BEIJING: A six-year-old boy in China had his eyes gouged out, blinding him for life, reports said yesterday, in a gruesome attack that may have been carried out by a ruthless organ trafficker. Family members found the boy covered in blood some three to four hours after he went missing while playing outside, according to a television report posted online. The child’s eyes were found nearby but the corneas were missing, reports said, implying that an organ trafficker was behind the harrowing attack. Police offered a 100,000 yuan ($16,000) reward for information leading to the arrest of the sole suspect, who they said was a woman. The boy was drugged and “lost consciousness” before the attacker removed his eyes, state broadcaster China Central Television said on its account on Sina Weibo.
Taiwan issues storm warning
TAIPEI: Taiwan suspended ferry services in its southeast yesterday as weather forecasters issued a warning about Tropical Storm Kong-Rey, a week after the island was battered by strong winds and torrential rains. The Central Weather Bureau urged the public to take precaution against downpours even though the storm was not likely to make landfall. The warning prompted authorities to cancel ferries between Taitung and two offshore scenic spots — Green Island and Orchid Island.
Jakarta to host Miss World
JAKARTA: The Miss World beauty pageant will go ahead in Indonesia next month despite objections from the country’s leading Islamic federation, an organiser said yesterday. “We have obtained support from the government so there are no obstacles,” said Syafril Nasution, corporate affairs director for RCTI, the organiser and official broadcaster of the event. The pageant is scheduled for September 28 in Sentul, near here.
Largest ever attack
on Net in China

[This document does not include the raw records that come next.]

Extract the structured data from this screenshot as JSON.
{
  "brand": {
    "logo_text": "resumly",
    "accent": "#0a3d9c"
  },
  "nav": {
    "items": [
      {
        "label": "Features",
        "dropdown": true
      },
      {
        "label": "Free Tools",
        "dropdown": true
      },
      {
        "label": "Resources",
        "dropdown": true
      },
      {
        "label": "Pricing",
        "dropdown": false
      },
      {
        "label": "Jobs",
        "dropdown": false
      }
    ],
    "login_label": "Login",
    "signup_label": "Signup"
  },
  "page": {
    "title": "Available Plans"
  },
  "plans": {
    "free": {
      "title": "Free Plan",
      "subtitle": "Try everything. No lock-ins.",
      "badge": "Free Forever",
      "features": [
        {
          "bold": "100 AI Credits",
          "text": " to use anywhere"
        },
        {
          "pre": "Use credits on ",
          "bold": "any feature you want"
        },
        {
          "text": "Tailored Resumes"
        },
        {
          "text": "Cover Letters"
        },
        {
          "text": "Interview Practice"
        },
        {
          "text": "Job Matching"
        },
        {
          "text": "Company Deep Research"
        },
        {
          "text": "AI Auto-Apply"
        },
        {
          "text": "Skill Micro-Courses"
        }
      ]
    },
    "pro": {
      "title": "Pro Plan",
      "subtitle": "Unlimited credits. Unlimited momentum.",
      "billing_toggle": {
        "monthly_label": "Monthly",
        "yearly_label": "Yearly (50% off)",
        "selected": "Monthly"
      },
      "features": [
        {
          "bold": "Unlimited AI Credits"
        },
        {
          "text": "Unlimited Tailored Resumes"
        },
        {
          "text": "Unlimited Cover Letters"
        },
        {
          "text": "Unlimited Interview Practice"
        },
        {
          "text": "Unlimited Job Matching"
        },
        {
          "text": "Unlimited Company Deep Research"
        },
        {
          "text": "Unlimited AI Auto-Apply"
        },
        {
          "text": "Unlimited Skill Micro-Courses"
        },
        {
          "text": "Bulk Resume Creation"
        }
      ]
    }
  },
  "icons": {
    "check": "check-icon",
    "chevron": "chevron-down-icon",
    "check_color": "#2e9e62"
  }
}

BEIJING: China has been hit by the “largest ever” attack on its Internet structure, crashing the country’s .cn servers, according to a government-linked agency. The national domain name resolution service came under a distributed denial of service attack for around two hours early on Sunday, the China Internet Network Information Centre said. Domain name resolution is a key part of how the Internet works, converting a website name into a set of digits — the IP address — that computers can recognise.